Fast forward to five years later, where Julia is going to school and living in an off-campus apartment. She keeps her apartment OCD-level organized, and is frightened to realize that small changes have been made over the last few months. She reaches a breaking point when she finds a child's sweater hanging in her closet. She runs to the police, who involves women's advocate, Jill (Carol Kane). Having experienced similar trauma, she takes Julia under her wing, and brings in John Clifford (Charles Durning) to help investigate.
Let's pause a moment to admire the amazeballs hair in this movie:
The killer/stalker/whatever in this movie is one of the most bizarre that I've ever seen. Being a weirdo ventriloquist, slapping someone in a coma repeatedly, painting yourself like a brick wall? There are some seriously creepy moments in this movie. Just little touches like the kid's shirt hanging in the closet, the faceless dummy, and the milk carton, that just give you the shivers.
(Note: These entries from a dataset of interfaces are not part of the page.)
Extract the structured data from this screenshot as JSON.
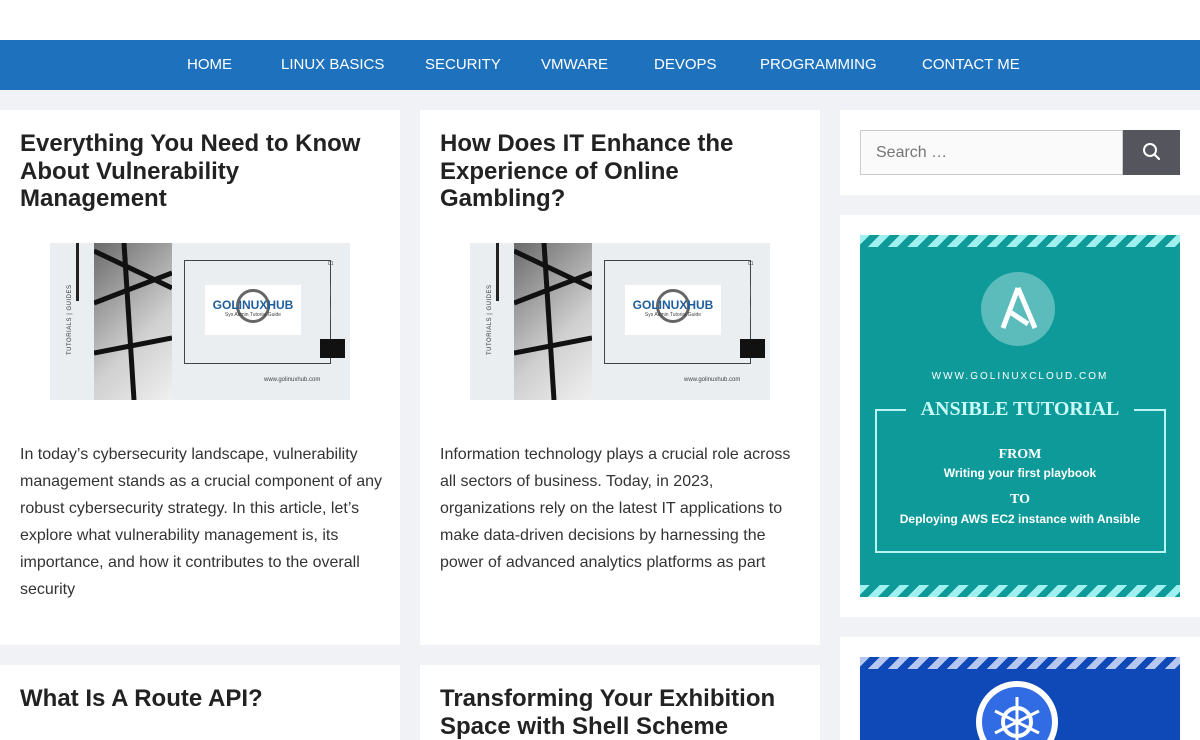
{
  "nav": {
    "items": [
      "HOME",
      "LINUX BASICS",
      "SECURITY",
      "VMWARE",
      "DEVOPS",
      "PROGRAMMING",
      "CONTACT ME"
    ]
  },
  "posts": [
    {
      "title": "Everything You Need to Know About Vulnerability Management",
      "excerpt": "In today’s cybersecurity landscape, vulnerability management stands as a crucial component of any robust cybersecurity strategy. In this article, let’s explore what vulnerability management is, its importance, and how it contributes to the overall security"
    },
    {
      "title": "How Does IT Enhance the Experience of Online Gambling?",
      "excerpt": "Information technology plays a crucial role across all sectors of business. Today, in 2023, organizations rely on the latest IT applications to make data-driven decisions by harnessing the power of advanced analytics platforms as part"
    },
    {
      "title": "What Is A Route API?"
    },
    {
      "title": "Transforming Your Exhibition Space with Shell Scheme"
    }
  ],
  "thumbnail": {
    "side_text": "TUTORIALS | GUIDES",
    "logo": "GOLINUXHUB",
    "logo_sub": "Sys Admin Tutorial Guide",
    "url": "www.golinuxhub.com",
    "number": "01"
  },
  "search": {
    "placeholder": "Search …"
  },
  "ansible_banner": {
    "site": "WWW.GOLINUXCLOUD.COM",
    "heading": "ANSIBLE TUTORIAL",
    "from_label": "FROM",
    "from_text": "Writing your first playbook",
    "to_label": "TO",
    "to_text": "Deploying AWS EC2 instance with Ansible"
  },
  "icons": {
    "search": "search-icon",
    "ansible": "ansible-logo-icon",
    "kubernetes": "kubernetes-logo-icon"
  },
  "colors": {
    "nav": "#1e72bd",
    "banner": "#0f9a9a",
    "k8s": "#0f49b8",
    "search_button": "#55555e"
  }
}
I am a huge When a Stranger Calls fan, but this sequel keeps the action going more steadily than it's predecessor. Although the general style is so early-90s lame, the acting is pretty on point. I remember how much I loved this movie when I was younger, and I'm happy to say I still liked it nearly two decades later. Rock on, Carol Kane.